### PROMPT:
Where does the string "banner" appear in the records? Copy every line that contains it.

### EXTRACTED INFORMATION:

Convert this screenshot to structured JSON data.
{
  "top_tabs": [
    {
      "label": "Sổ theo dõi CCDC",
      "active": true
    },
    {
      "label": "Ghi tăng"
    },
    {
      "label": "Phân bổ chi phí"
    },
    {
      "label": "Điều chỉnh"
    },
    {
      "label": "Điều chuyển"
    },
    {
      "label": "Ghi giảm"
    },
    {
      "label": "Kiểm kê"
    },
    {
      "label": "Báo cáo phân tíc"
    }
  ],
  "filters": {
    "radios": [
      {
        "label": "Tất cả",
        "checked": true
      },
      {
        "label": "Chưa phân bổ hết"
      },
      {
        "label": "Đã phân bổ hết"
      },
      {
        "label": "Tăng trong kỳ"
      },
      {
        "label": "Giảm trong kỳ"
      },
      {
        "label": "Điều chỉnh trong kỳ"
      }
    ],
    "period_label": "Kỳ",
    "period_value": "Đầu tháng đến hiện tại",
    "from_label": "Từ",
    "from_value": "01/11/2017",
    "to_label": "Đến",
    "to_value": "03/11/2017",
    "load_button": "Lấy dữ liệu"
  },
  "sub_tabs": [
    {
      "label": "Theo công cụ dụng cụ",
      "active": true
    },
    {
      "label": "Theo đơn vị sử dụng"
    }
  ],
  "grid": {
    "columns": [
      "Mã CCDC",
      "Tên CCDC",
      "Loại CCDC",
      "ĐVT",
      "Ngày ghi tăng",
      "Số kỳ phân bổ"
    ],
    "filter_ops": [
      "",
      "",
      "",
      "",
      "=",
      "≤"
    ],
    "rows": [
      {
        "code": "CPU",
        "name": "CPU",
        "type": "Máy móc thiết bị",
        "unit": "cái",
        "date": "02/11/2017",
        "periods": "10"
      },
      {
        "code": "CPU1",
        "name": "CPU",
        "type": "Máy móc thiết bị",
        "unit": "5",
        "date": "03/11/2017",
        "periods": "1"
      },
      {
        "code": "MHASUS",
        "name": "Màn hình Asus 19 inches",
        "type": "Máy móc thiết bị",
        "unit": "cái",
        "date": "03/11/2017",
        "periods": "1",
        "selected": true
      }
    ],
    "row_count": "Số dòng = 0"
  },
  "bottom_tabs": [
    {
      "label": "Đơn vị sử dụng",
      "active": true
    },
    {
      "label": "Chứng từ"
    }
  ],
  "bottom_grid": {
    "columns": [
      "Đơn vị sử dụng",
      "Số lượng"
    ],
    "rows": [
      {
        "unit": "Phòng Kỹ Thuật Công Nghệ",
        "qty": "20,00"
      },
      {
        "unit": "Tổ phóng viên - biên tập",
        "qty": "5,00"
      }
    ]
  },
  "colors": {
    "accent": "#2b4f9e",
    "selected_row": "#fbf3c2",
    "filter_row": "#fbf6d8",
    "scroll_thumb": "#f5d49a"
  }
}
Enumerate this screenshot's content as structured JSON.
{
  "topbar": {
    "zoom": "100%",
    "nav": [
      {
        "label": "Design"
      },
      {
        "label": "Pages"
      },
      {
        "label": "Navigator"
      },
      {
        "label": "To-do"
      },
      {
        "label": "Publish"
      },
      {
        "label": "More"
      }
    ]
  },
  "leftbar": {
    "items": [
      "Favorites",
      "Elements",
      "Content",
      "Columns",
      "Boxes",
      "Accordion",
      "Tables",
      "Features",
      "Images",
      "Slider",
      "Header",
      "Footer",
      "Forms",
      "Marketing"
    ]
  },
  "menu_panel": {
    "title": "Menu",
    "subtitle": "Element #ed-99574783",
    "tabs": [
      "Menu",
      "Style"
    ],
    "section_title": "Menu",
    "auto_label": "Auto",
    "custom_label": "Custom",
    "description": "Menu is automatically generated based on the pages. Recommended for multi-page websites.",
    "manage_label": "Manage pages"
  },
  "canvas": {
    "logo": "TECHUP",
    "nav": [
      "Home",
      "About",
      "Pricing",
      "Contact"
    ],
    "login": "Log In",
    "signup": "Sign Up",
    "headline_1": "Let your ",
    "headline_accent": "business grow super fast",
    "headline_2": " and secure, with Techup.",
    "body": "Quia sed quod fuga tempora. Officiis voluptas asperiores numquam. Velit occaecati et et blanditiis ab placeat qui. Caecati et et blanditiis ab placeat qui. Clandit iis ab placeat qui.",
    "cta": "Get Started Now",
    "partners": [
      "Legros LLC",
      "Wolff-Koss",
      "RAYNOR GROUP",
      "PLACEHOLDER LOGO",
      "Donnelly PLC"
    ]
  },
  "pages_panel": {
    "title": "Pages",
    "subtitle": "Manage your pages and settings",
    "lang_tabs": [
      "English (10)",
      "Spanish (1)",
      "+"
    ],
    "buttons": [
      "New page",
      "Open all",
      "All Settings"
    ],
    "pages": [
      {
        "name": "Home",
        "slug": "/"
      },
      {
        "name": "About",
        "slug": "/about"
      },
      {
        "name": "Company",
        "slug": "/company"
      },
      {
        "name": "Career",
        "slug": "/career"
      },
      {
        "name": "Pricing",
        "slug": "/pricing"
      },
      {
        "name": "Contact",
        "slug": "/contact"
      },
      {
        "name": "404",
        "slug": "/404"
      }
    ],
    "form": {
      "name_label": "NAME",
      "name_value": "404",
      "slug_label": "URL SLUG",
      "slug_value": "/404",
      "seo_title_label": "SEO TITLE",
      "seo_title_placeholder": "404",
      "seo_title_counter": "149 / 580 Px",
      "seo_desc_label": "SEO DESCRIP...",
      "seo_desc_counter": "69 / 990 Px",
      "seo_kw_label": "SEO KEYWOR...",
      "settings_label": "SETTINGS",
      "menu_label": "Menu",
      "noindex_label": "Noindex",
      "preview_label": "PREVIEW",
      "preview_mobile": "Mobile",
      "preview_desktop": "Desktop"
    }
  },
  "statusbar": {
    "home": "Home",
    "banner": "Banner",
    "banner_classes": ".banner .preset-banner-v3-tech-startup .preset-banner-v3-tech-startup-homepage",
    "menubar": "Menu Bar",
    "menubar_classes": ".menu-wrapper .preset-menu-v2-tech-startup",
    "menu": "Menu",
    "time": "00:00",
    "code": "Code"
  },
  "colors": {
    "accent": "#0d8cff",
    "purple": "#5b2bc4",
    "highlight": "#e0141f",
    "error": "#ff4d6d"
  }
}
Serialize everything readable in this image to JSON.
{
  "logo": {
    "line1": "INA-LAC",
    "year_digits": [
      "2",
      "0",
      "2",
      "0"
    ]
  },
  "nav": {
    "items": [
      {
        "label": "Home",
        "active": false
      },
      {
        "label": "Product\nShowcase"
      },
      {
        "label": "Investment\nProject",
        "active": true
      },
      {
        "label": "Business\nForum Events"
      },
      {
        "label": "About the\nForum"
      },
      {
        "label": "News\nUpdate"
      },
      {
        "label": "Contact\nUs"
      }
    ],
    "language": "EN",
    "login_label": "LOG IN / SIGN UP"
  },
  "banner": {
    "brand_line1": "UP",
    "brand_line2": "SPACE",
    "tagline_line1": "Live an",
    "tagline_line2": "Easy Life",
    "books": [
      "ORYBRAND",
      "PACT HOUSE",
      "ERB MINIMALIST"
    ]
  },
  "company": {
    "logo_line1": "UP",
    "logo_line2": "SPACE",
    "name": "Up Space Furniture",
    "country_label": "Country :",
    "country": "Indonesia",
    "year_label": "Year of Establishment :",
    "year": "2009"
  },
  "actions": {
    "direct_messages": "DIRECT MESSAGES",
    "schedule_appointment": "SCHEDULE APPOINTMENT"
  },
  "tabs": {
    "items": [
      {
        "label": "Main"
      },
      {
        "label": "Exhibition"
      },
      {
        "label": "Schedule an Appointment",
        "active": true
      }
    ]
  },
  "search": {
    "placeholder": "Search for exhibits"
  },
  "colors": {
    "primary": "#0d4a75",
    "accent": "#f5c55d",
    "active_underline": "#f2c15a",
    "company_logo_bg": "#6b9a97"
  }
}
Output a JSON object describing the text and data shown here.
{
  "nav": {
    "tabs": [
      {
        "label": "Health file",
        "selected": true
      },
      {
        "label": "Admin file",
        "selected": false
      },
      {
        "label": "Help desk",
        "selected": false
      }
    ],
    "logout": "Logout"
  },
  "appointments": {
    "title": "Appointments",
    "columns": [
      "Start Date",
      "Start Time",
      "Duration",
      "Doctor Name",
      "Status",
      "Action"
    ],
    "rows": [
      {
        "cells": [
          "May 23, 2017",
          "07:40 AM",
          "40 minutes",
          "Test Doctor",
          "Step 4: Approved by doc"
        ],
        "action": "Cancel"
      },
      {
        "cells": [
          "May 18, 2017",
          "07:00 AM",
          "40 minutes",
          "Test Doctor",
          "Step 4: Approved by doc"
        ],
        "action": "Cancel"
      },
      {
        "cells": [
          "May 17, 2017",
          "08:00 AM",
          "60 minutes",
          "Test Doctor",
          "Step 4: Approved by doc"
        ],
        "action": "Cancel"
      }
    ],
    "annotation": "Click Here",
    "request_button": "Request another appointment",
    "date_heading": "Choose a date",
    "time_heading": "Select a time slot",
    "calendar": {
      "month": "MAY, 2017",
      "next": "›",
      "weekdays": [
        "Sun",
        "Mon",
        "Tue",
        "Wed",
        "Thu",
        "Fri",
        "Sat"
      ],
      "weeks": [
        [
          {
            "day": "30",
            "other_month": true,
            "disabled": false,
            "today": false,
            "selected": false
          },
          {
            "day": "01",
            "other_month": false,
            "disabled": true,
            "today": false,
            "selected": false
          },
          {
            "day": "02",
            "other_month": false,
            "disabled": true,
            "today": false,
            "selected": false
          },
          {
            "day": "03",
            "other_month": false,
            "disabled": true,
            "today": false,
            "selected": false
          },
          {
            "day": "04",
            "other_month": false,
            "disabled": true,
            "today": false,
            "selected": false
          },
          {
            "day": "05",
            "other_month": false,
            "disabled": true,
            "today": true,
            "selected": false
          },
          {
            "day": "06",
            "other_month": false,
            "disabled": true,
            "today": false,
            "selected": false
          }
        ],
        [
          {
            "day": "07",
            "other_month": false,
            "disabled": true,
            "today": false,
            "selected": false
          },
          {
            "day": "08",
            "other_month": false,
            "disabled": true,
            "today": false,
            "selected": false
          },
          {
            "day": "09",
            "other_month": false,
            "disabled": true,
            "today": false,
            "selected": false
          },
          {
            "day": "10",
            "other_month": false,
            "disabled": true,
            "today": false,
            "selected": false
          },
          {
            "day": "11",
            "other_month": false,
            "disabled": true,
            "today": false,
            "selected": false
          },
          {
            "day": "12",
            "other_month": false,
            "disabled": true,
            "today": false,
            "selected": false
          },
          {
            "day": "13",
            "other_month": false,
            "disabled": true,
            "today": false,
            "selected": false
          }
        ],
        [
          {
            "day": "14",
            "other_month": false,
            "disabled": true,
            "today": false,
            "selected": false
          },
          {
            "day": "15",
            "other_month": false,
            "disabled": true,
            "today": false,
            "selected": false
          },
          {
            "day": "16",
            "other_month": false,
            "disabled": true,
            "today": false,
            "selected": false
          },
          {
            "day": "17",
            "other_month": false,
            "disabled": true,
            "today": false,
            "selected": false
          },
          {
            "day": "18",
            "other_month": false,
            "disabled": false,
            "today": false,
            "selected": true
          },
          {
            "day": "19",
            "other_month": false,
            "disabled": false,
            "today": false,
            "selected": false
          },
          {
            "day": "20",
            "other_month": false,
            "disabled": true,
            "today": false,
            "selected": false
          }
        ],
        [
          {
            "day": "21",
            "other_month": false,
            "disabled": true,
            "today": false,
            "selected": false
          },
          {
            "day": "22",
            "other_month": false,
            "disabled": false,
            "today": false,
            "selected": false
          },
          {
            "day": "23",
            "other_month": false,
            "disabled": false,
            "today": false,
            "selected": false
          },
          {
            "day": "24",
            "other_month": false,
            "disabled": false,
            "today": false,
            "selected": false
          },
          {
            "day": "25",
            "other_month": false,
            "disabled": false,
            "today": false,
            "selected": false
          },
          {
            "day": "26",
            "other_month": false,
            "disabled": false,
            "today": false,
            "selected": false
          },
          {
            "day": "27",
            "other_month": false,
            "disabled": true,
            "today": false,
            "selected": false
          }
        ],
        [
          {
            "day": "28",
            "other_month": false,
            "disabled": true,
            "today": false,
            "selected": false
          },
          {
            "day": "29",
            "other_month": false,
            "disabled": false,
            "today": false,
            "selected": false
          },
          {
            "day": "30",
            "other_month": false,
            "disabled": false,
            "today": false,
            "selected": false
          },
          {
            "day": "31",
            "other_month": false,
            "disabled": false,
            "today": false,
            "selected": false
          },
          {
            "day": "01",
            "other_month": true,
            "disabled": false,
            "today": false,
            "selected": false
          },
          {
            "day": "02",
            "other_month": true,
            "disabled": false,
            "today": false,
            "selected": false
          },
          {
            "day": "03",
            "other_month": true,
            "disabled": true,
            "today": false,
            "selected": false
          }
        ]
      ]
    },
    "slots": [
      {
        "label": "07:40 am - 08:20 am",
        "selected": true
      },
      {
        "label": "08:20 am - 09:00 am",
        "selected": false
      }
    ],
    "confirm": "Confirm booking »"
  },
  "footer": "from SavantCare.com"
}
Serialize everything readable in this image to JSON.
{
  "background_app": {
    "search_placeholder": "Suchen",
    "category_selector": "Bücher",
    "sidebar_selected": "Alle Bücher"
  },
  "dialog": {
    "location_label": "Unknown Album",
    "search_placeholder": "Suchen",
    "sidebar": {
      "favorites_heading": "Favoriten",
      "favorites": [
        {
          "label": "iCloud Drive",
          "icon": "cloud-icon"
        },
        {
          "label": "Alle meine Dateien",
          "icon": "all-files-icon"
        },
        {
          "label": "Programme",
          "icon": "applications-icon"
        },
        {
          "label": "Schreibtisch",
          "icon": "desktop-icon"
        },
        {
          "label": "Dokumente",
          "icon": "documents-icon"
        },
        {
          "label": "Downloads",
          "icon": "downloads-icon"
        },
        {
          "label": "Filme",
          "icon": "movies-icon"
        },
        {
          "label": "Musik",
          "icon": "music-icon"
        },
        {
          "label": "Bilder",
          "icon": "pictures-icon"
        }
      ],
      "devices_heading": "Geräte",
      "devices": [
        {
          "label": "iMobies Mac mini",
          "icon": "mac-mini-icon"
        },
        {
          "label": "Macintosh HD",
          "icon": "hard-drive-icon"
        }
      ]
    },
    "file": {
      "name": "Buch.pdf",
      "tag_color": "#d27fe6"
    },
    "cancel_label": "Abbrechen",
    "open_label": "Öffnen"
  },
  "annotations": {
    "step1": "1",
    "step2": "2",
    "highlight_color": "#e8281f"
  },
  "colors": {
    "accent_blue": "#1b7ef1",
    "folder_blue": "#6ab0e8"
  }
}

### EXERCISE RESULT:
    "banner": "Banner",
    "banner_classes": ".banner .preset-banner-v3-tech-startup .preset-banner-v3-tech-startup-homepage",
  "banner": {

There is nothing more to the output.